So I did what I do.
I wrote it down.
I sent an email to about 40 of our closest friends, laying down the facts and a hopeful outlook for our future. I asked that nobody call. I gave permission for them to spread the word as appropriate but asked that whomever they tell respect our privacy, too. The last thing I wanted was for the rest of the world to see the hot mess I had become.
What followed was simply amazing. Encouraging, loving emails poured in for weeks. I saved them all and re-read them many times back in the beginning. It was the best support I could’ve asked for.
I was thankful to whomever discovered the internet for doing so in my lifetime.
* * *
It’s been just over four years now. I can have a normal, factual conversation about Down syndrome. Ask me about the symptoms, her surgeries, her therapies – I’m good. Touch the emotional stuff, though, and I’m still toast. This is one of the reasons I haven’t gone back and read any of those old messages since that first summer. I have yet to find the courage (or the need) to go back and feel those feelings.
So when a teenage employee at a children’s museum came up to us last week while on vacation, the lump in my throat grew quickly.
She mentioned she’d seen us in the dinosaur room. My girl had flittered around the displays, looking for something resembling an animal she could name. (Why there were live turtles in the dinosaur room, I do not know – but I am grateful I was able to verify her accuracy on something.)
She asked if Abby had Down syndrome. She went on to tell us how proud she is of her 9-year old brother who shares the same gift. She gushed over her own gift of getting to be the sibling of a person with a disability.
I glanced at my Jake, tears threatening at the corners of my eyes. (As he threw fake food all over the place. Nice, kid.)
She told us that the doctors had told her mother not to expect much out of him, never to walk or talk.

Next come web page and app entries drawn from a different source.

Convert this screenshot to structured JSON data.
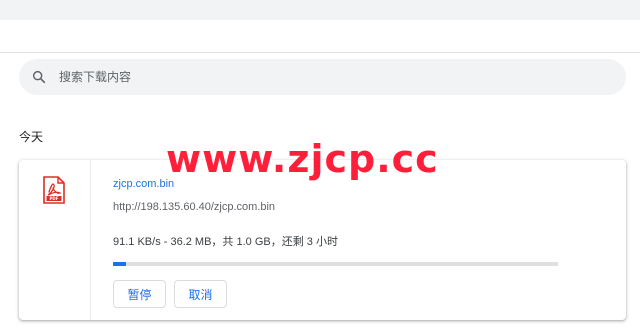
{
  "search": {
    "placeholder": "搜索下载内容",
    "icon": "search-icon"
  },
  "section": {
    "title": "今天"
  },
  "download": {
    "file_icon": "pdf-file-icon",
    "file_name": "zjcp.com.bin",
    "url": "http://198.135.60.40/zjcp.com.bin",
    "status": "91.1 KB/s - 36.2 MB，共 1.0 GB，还剩 3 小时",
    "progress_fraction": 0.03,
    "pause_label": "暂停",
    "cancel_label": "取消"
  },
  "watermark": {
    "text": "www.zjcp.cc"
  },
  "colors": {
    "accent": "#1a73e8",
    "watermark": "#ff1f3a",
    "pdf_icon": "#d93025"
  }
}
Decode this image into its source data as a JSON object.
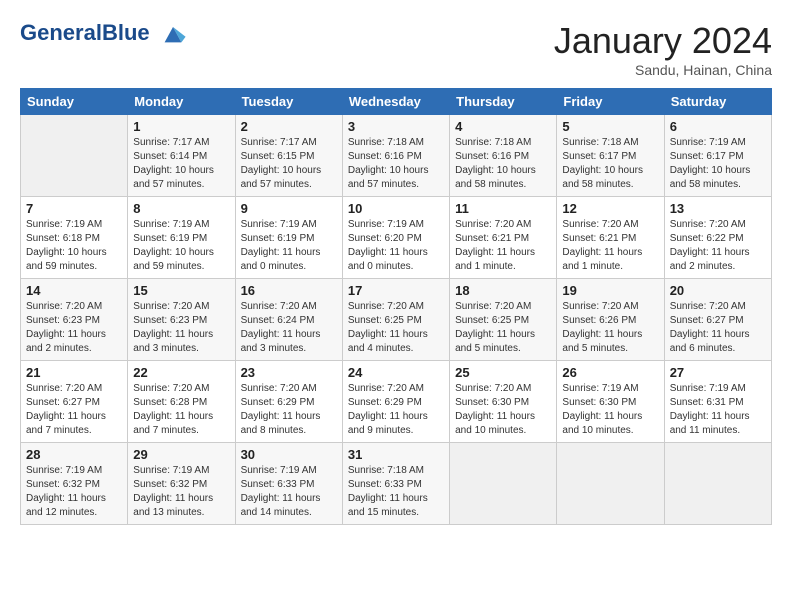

She paused. “But you know what?”
I smiled, with an eye on my girl, and answered. “He does all of that and more, right?”
She smiled with a great big “YEP” and went on her way.